March 10, 2014
In a recent Los Angeles Times op-ed, Rob Stephenson, an associate professor at the Rollins School of Public Health, lamented what he calls “the increasingly bizarre course names listed on transcripts” that he encounters when reviewing graduate school applications. “What, exactly, does someone learn in a course called Finding Myself,” he wonders, and what would a low grade mean in such a course?
He finds that most class names are self-explanatory (Organic Chemistry, Calculus) and the attached grades impart useful information about a student’s academic strengths or struggles. “But what if a student earned a B in Racism, what exactly did they study? And is getting a B in Racism a good or a bad thing?” Stephenson writes. “At least 20 percent of the transcripts I read have a course that leaves me scratching my head.”
Among the categories into which these courses fall include Vague One-Word Titles (example: Stupidity), and Too Clever to Be Useful (example: Those Sexy Victorians).
“Professors,” Stephenson pleads, “give your course a title indicative of its content. It can still be fun, but please spare me from guessing what the student who took Nuthin' but a "G" Thang may be expected to know.
To read the entire article and more examples of mysterious course names, click here.
Jan. 7, 2014
Andrew Francis, an associate professor of economics, recently won one of five Senior Superlative prizes handed out by the National Public Radio Show The Academic Minute. Francis topped the “Most Likely to Blow Your Mind” category for his evaluation of exactly which pill started the sexual revolution.
“Traditional explanations for this sexual revolution have focused on the spread of the birth control pill, increasingly permissive attitudes toward sex, and shifting moral values during the 1960s and 1970s,” Francis said in an interview broadcast on NPR. “Many interrelated factors undoubtedly played a role in shaping modern sexuality. Nevertheless, in a recently published study, I explored a rather surprising explanation: the discovery of penicillin.”
Penicillin led to a drastic reduction in the number of syphilis cases and deaths from 1947-1957, and Francis found that risky sexual behavior began to rise during the mid to late 1950s, a period coinciding with the drop in syphilis cases. He continued: “I also discovered that risky sexual behavior was inversely associated with syphilis deaths…. these results had fascinating implications. For one, they cast the sexual revolution in a new light. Also, they implied that the emergence of HIV/AIDS in the early 1980s was facilitated by the collapse of syphilis in the 1950s.”
Francis published his findings in a 2013 issue of the Archives of Sexual Behavior.
To hear the entire interview, click here.
Dec. 11, 2013
According to recently published research by Emily Bianchi, assistant professor of organization and management, well-educated college graduates who earned their degrees in a recession are more satisfied with their jobs.
The findings appear in her paper “The Bright Side of Bad Times: The Affective Advantages of Entering the Workforce in a Recession,” published in the most recent issue of Administrative Science Quarterly.

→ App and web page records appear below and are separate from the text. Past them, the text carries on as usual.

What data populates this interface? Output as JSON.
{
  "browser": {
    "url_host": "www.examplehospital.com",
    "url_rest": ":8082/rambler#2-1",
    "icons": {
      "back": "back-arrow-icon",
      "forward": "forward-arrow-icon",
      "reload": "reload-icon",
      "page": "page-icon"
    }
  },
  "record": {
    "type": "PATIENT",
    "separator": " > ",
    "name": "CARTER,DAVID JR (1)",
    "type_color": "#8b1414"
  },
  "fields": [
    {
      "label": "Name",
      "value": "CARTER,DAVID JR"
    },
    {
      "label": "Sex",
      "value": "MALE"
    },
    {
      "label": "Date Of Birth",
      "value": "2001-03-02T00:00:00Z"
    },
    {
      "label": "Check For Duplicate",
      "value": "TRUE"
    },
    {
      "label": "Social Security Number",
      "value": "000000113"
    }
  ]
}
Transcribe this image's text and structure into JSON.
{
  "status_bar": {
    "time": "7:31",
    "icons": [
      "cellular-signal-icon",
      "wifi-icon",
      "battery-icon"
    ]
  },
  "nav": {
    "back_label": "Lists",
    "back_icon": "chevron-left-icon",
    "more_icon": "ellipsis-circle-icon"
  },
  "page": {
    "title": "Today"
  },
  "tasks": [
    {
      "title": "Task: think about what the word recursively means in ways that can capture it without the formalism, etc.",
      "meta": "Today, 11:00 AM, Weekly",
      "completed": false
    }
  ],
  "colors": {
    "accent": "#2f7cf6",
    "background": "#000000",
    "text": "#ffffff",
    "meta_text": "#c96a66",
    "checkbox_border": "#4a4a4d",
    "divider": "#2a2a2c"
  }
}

Bianchi analyzed data from two large government-run surveys that have been active since the 1970s, and a third cross-sectional study. She found that they showed that people who earned their degrees during economic downturns were more satisfied with their current jobs than those who first looked for work during more prosperous economic times. In the paper, she concluded that “while past research on job satisfaction has focused largely on situational and dispositional antecedents, these results suggest that early workforce conditions also can have lasting implications for how people affectively evaluate their jobs.”
An article about the study on the Emory News Center website stated that the findings are surprising given the well-documented negative financial aspects of graduating in a recession. Recession graduates earn less money and often hold less prestigious jobs. Bianchi argues that this conclusion is consistent with recent research in psychology that reveals that some adversity is associated with greater happiness than either too much or too little. “Too much adversity can be emotionally debilitating,” Bianchi said. “Too little can weaken resilience, allowing people to magnify and exaggerate the bumps of everyday life.”
Yahoo News also picked up the story.